▶ [What is required]
Every line below that holds the string "placeholder" must be copied.

▶ [Data in this exercise]
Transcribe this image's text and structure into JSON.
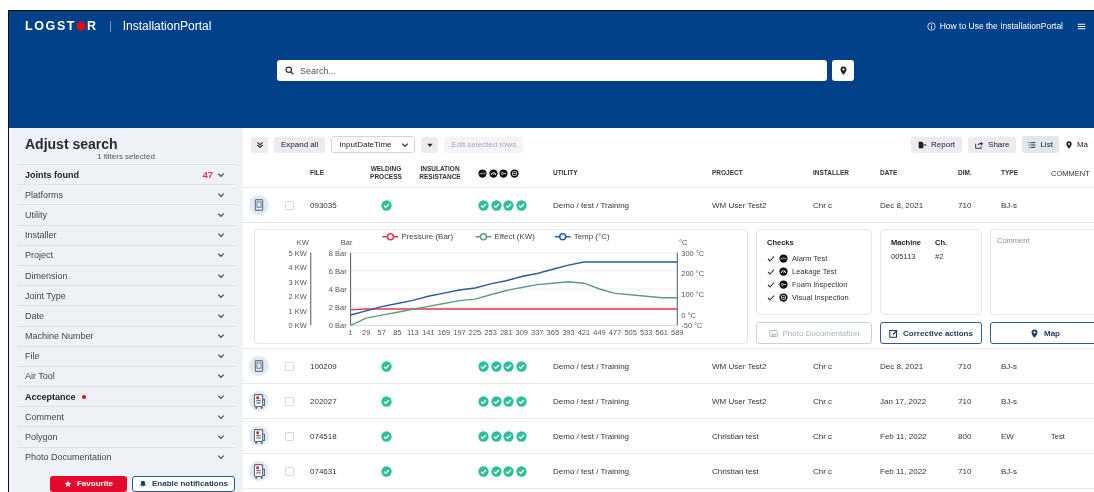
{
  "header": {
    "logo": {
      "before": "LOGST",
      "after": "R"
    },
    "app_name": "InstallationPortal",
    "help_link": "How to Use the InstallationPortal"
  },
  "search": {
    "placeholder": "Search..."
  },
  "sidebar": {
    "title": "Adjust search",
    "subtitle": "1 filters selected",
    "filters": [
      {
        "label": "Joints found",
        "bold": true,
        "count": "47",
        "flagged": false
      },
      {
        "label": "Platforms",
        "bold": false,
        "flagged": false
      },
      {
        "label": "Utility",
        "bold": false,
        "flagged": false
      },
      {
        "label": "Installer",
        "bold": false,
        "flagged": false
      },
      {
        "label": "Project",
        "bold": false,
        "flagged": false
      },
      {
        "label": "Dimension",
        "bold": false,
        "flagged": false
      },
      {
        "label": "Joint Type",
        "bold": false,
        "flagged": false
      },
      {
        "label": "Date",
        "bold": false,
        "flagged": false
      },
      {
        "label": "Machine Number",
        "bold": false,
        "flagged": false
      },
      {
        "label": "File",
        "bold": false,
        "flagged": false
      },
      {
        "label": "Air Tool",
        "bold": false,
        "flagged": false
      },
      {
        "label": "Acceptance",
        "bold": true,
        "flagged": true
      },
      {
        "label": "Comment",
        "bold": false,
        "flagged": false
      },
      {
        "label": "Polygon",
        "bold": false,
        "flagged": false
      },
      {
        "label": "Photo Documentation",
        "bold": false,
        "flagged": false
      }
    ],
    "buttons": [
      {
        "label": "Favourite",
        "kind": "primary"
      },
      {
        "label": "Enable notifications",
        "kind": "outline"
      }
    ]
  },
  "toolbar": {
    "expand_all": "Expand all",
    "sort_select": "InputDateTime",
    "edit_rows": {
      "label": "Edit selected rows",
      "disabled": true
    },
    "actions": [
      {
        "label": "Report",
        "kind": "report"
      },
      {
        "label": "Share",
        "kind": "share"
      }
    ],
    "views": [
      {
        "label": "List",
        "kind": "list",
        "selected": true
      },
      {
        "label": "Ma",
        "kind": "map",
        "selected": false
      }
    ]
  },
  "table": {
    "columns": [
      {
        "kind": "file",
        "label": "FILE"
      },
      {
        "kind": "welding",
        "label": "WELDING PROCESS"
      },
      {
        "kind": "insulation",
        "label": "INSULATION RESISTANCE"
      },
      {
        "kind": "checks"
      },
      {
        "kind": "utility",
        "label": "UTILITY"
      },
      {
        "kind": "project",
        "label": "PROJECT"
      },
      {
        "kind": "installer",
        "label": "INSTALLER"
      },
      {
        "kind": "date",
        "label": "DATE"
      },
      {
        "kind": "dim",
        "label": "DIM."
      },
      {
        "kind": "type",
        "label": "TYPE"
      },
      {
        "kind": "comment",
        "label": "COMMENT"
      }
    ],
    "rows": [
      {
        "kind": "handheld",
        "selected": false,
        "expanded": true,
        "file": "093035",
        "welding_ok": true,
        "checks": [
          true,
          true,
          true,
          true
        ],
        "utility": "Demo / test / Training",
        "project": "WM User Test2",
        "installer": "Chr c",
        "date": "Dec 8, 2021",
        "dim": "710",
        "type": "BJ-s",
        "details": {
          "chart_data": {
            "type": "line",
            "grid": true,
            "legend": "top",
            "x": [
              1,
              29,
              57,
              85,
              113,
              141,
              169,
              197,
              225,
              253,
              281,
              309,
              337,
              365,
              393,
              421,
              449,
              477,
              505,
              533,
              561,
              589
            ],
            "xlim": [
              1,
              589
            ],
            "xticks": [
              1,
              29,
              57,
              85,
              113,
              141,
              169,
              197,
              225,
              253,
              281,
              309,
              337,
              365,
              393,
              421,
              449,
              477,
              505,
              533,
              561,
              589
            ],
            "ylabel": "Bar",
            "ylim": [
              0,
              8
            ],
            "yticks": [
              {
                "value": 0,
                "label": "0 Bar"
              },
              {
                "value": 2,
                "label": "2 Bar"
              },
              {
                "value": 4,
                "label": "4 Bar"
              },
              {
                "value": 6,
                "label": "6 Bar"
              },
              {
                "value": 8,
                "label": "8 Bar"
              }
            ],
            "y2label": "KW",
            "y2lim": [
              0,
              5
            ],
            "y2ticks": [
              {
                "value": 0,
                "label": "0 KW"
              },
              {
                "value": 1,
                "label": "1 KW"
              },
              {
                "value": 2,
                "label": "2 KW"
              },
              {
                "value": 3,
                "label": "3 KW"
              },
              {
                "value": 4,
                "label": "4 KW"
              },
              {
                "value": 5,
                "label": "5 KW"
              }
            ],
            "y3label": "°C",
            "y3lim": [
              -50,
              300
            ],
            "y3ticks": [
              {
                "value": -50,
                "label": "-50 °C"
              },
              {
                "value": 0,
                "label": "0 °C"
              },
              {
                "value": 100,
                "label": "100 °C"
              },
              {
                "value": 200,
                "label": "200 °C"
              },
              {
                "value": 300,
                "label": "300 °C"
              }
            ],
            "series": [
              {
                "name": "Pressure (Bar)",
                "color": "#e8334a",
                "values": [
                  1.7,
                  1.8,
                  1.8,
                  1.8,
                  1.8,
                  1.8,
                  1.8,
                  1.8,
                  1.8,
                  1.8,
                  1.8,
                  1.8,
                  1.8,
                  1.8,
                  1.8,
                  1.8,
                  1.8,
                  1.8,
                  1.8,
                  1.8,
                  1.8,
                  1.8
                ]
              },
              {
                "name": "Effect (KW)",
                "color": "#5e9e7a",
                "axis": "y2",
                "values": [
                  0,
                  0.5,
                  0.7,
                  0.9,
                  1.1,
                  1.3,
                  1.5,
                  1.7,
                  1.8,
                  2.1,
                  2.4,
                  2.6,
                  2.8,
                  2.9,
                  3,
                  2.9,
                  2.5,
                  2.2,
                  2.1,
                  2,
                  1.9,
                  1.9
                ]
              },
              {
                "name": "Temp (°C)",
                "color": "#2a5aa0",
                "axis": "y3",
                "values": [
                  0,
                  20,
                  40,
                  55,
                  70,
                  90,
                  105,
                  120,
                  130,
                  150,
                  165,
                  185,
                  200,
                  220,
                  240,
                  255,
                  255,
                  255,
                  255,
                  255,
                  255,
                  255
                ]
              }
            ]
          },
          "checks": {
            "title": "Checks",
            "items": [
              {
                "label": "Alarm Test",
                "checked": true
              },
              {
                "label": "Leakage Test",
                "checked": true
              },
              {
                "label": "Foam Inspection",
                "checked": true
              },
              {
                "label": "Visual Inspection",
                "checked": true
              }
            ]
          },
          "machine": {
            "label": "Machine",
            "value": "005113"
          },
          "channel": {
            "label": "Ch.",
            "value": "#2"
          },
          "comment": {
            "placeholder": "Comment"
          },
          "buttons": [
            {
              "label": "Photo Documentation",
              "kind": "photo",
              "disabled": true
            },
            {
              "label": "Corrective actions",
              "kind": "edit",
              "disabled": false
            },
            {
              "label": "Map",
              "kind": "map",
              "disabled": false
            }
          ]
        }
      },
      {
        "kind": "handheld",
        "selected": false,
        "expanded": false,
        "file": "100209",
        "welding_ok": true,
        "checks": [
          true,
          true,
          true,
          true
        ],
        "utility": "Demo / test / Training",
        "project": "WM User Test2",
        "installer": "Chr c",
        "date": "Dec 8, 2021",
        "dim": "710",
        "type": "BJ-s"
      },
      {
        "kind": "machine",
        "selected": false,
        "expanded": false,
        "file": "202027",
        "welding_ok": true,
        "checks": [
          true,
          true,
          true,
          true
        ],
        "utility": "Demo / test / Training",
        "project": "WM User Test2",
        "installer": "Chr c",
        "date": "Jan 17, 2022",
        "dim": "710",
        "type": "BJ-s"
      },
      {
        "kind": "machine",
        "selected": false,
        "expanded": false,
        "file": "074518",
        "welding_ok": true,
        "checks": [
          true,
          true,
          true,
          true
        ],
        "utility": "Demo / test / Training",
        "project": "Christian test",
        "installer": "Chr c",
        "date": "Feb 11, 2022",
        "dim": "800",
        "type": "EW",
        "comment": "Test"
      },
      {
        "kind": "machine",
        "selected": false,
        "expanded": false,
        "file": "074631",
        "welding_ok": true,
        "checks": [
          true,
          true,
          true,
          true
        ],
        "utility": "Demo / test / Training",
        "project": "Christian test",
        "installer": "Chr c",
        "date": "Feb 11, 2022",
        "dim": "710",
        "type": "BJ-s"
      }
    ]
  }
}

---

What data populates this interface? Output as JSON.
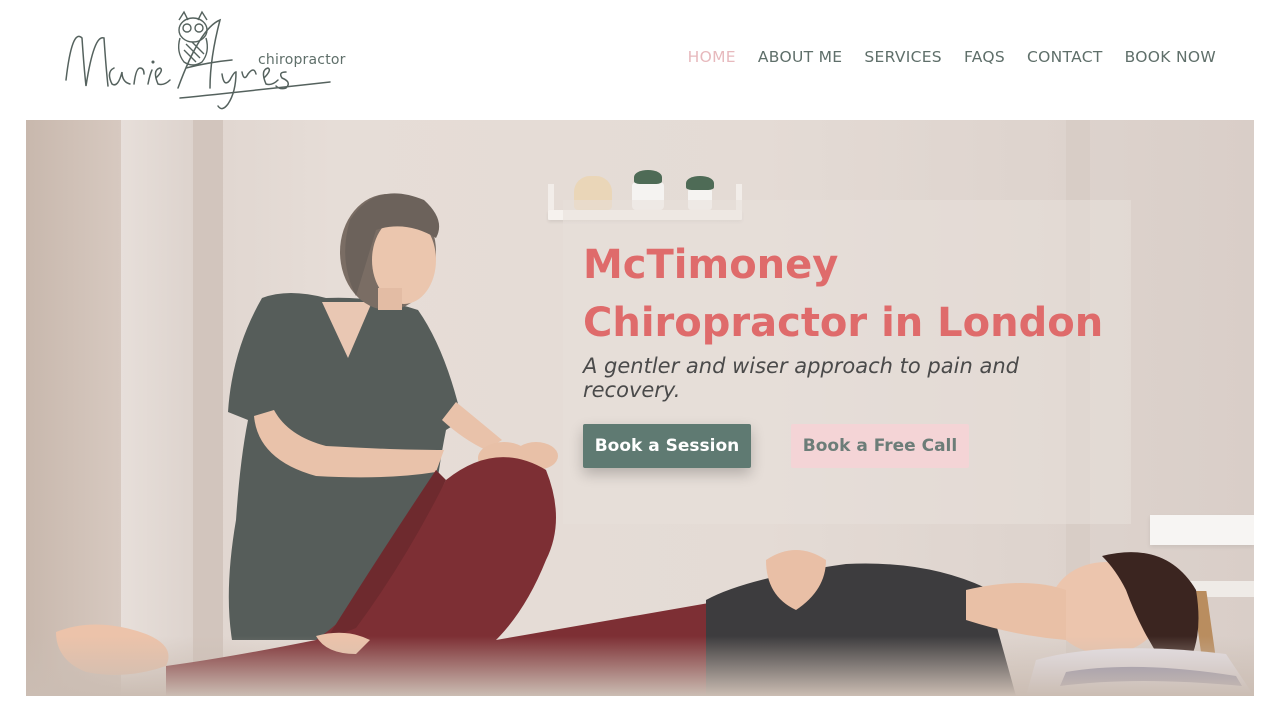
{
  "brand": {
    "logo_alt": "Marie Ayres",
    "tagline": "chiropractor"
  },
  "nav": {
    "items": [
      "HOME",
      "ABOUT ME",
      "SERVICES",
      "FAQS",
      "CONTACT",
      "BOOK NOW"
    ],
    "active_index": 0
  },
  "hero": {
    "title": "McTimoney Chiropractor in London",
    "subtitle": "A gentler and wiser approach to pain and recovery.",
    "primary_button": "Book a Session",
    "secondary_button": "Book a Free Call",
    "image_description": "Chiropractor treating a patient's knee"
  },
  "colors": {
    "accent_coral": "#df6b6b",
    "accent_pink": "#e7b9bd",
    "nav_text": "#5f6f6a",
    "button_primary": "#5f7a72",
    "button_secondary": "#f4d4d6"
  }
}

▶ [Reply]
    "placeholder": "Search..."
            "placeholder": "Comment"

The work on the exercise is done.